### Requirement:
Go through the data below and return each line containing the word "label".

[Records drawn from a dataset]
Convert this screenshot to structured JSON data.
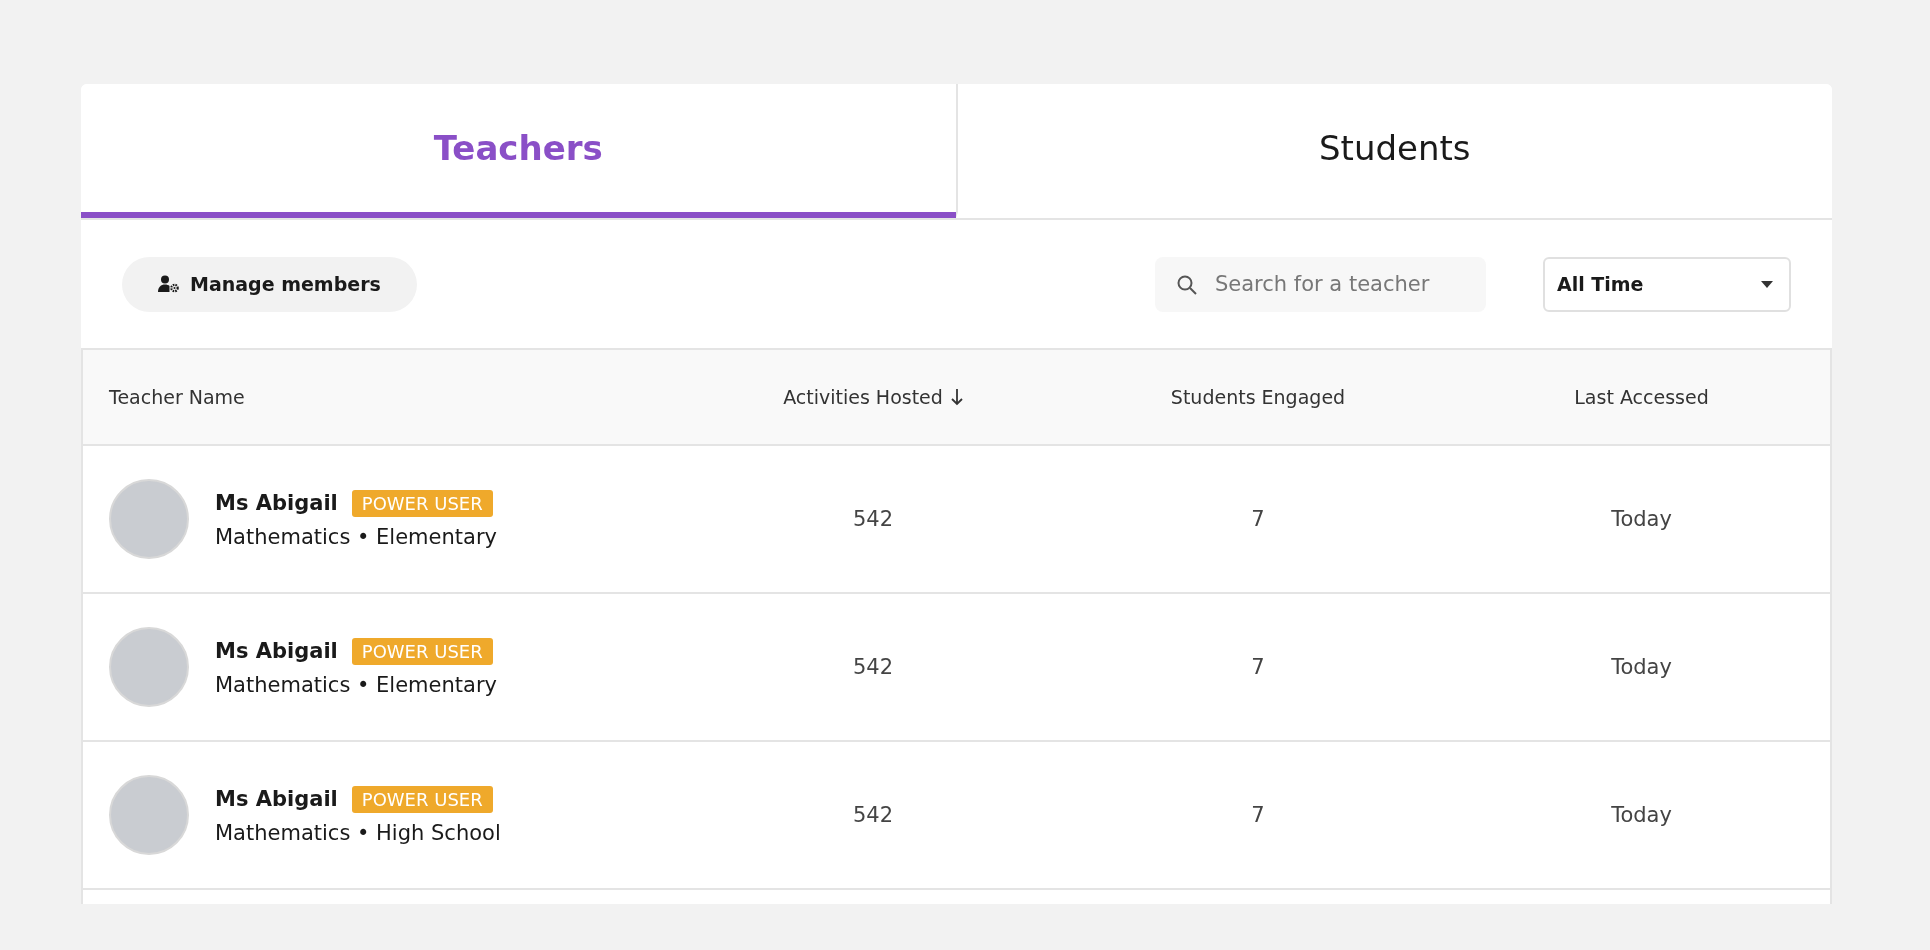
{
  "tabs": [
    {
      "label": "Teachers",
      "selected": true
    },
    {
      "label": "Students",
      "selected": false
    }
  ],
  "toolbar": {
    "manage_button": "Manage members",
    "search": {
      "placeholder": "Search for a teacher"
    },
    "period_dropdown": {
      "value": "All Time"
    }
  },
  "table": {
    "columns": [
      {
        "label": "Teacher Name",
        "sorted": false
      },
      {
        "label": "Activities Hosted",
        "sorted": true
      },
      {
        "label": "Students Engaged",
        "sorted": false
      },
      {
        "label": "Last Accessed",
        "sorted": false
      }
    ],
    "rows": [
      {
        "name": "Ms Abigail",
        "badge": "POWER USER",
        "subtitle": "Mathematics • Elementary",
        "activities_hosted": "542",
        "students_engaged": "7",
        "last_accessed": "Today"
      },
      {
        "name": "Ms Abigail",
        "badge": "POWER USER",
        "subtitle": "Mathematics • Elementary",
        "activities_hosted": "542",
        "students_engaged": "7",
        "last_accessed": "Today"
      },
      {
        "name": "Ms Abigail",
        "badge": "POWER USER",
        "subtitle": "Mathematics • High School",
        "activities_hosted": "542",
        "students_engaged": "7",
        "last_accessed": "Today"
      }
    ]
  }
}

### Result of the exercise:
      "label": "Teachers",
      "label": "Students",
        "label": "Teacher Name",
        "label": "Activities Hosted",
        "label": "Students Engaged",
        "label": "Last Accessed",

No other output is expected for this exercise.